William H. Welch
1947-2018

This past summer marked thirty-five years for William Welch exhibiting in Nantucket, and that included over thirty years manning his own galley on island. Bill’s locations on island mostly centered around the waterfront, where he spent eighteen summers at 14 Easy Street, starting in 1986, and his last few just down the street by the entrance to Still Dock. In between, he rented a studio gallery in Siasconset. Back on Easy Street, he felt “connected to the art scene and the public after seven years out of town in Sconset.”

In 2018, Bill won AAN’s Artist/Patron Painting Award, having previously won the C. Robert Perrin Watercolor Award in 2011 and our Pat Gardner En Plein Air Award in 2012. In his last AAN gallery show, the People’s Choice of last year, Bill won top honors with a painting that fused the vivid brush style of Van Gogh with a scene of the wharves and town skyline.
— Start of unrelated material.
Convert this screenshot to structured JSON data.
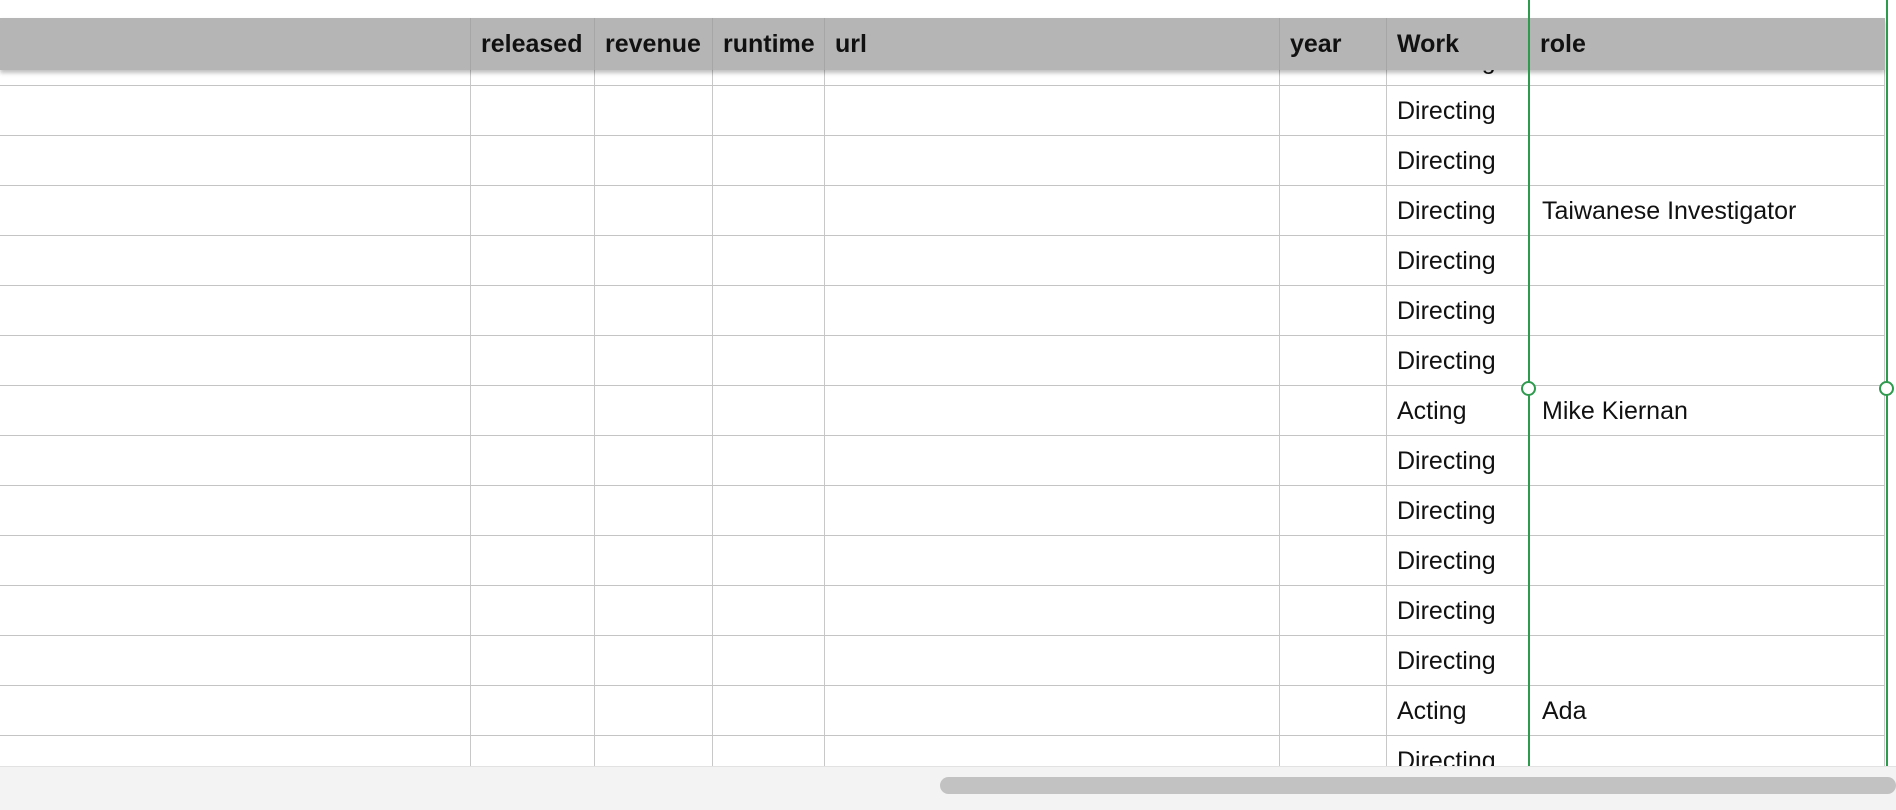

Raised in Cleveland, Bill began his art career at Ohio University and later the Philadelphia College of Art and the School of the Museum of Fine Arts in Boston. Bill instructed painting in watercolor for AAN, and also taught for the Studios of Key West. He was a member of the National Watercolor Society and the Copley Society of Boston, and a past president of the board for AAN.

He spent much of his travels in the last decade painting en plein air in Europe, and especially at Giverny, Claude Monet's legendary home and water gardens, where he kept an apartment near the village of Arles and was offered occasional solo exhibitions there of his French works. He also organized a painting trip to Cuba that included Nantucket artists. In the states he concentrated on Nantucket in the summer months and Key West in winter.

Bill occasionally referred to himself as an "academic impressionist”, concentrating on traditional techniques in realism gleaned from the masters. “I paint souvenirs that are special memories,” he said, “for the people that love Nantucket.” You would often see him out painting on the streets or at the Sidewalk Art Shows, usually in an AAN baseball cap.